  • For someone who doesn’t have time to research active funds and doesn’t have a financial advisor, passive funds may be a better choice.
  • As a result, they have lower fees and operating expenses than actively managed funds.

Sheila likes this fund, because she holds on to the dream of beating the index. Bob is stuck to the index; his fund’s performance is tied to it. Sheila, however, has a chance of outperforming (or doing better than) the index. You shouldn’t assume that you have an active vs. a managed fund simply based on the fund type.

What It Means for Individual Investors

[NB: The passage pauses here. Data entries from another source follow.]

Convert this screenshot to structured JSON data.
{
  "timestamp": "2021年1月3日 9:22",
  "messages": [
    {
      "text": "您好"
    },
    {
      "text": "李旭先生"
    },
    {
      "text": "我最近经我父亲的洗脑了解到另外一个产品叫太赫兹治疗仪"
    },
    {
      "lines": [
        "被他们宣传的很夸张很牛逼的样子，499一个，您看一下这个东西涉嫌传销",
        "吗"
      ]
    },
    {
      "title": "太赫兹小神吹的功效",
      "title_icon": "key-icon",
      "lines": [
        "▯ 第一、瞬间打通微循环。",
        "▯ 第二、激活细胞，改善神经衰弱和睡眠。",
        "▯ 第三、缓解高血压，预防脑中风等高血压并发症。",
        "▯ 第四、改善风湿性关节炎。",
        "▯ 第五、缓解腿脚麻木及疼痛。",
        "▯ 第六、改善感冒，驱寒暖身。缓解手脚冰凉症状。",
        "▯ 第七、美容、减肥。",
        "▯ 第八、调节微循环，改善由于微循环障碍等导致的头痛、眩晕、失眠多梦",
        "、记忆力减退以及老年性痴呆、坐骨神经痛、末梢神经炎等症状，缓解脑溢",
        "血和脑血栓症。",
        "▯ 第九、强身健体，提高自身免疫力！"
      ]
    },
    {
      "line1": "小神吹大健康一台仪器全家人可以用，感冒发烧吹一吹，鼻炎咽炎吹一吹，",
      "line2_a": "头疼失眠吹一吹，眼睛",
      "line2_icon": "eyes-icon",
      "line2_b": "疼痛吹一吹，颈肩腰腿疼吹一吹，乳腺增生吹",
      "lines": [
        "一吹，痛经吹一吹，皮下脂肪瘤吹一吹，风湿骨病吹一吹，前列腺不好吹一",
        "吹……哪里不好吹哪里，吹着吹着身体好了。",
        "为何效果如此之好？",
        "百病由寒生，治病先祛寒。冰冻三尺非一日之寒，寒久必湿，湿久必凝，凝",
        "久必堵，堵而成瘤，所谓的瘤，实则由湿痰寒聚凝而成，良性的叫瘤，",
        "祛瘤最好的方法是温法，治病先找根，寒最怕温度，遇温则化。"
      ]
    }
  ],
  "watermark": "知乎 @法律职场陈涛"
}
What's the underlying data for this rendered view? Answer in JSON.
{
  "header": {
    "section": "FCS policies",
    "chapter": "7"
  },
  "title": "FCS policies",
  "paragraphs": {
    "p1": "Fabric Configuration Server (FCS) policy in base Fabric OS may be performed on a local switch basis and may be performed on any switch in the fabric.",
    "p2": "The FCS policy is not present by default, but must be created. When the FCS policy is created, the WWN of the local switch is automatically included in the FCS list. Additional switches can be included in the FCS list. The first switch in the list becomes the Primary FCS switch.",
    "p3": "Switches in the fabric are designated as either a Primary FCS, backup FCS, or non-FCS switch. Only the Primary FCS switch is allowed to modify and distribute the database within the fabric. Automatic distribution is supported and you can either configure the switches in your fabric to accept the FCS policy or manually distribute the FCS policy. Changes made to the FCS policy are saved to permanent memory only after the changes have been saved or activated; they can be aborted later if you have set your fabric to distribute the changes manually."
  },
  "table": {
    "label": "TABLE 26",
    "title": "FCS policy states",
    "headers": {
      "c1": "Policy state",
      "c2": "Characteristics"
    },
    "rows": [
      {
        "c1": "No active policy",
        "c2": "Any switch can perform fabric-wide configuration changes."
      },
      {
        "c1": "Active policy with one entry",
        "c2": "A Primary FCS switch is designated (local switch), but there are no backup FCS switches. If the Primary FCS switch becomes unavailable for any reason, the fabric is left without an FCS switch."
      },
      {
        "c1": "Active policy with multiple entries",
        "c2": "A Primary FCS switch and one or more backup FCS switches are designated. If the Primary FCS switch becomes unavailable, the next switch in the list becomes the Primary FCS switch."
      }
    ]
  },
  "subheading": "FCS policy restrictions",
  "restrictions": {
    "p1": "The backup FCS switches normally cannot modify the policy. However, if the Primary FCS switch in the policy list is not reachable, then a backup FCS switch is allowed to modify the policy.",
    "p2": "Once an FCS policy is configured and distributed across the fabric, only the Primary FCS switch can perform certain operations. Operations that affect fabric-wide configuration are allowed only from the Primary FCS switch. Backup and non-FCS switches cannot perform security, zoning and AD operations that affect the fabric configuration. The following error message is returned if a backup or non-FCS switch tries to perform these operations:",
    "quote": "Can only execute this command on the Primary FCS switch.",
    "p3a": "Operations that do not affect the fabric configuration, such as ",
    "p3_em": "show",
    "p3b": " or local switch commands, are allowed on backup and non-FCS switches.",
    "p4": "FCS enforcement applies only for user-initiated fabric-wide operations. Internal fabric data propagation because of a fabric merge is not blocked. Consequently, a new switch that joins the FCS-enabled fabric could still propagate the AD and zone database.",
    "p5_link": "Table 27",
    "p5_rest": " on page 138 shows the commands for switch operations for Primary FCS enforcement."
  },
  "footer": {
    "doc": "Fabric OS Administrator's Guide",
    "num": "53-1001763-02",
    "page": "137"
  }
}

As you age, you can reduce the stock index funds percentage and increase your percentage allocation to bond index funds. This can reduce the amount of risk in your portfolio and maintain its overall value. While the buy-and-hold approach has few downsides, it doesn’t suit everyone. Ultimately, passive investing is better tailored for investors with long-term objectives, such as saving for retirement, and who prefer being hands-off. Passive investing has become the strategy of choice for the average retail investor. It’s an easy, low-cost way to invest that removes the need to spend a lot of time researching stocks and watching the market.

“For U.S. equities, passive strategies have outperformed active funds net of fees from a broad historical perspective,” says Yung-Yu Ma, Ph.D., chief investment strategist at BMO Wealth Management in Portland. One of the benefits of passive investing is that it can be a more hands-off approach to investing. A passive investor rarely buys and sells and typically buys index funds or other managed funds. An active investor, on the other hand, is often a stock selector or someone who tries to time the market by buying and selling frequently. Consequently,
passive portfolio fees charged to investors are generally much lower than fees charged
by their active managers.

Why do passively managed funds tend to have low fees?

Perhaps the most common passive investing approach is to buy an index fund tied to the market. These sorts of funds are often known as passively managed, or passive, funds. The underlying holdings in passive funds can be stocks, bonds, or other assets — whatever makes up the index being tracked.

The various strata imposed on the index should be mutually exclusive, exhaustive (sum to make up the whole index), and reflective of the characteristics and performance of the entire index. Common stratification techniques include industrial sector membership (such as sector membership defined by Global Industry Classification Standard (GICS)), equity style characteristics, and country affiliation. Sampling within each strata could be based on minimum market-cap criteria, or other criteria that mimics the weighting scheme of the index. In active investing, you research individual companies and buy and sell stocks in an attempt to beat the stock market. The investing information provided on this page is for educational purposes only. NerdWallet, Inc. does not offer advisory or brokerage services, nor does it recommend or advise investors to buy or sell particular stocks, securities or other investments.

For passive investing to work, you have to stay invested

Sheila knows that she’s paying almost 1% to those fund managers, which is significantly more than Bob is paying. A news anchor announced that the S&P 500 rose 2% today, but Sheila can’t draw any conclusions about what her money did. If you’ve ever wondered what’s the difference between an active and passive investment fund, understand that one may fit your investing situation better than the other.

who manages a passive investing fund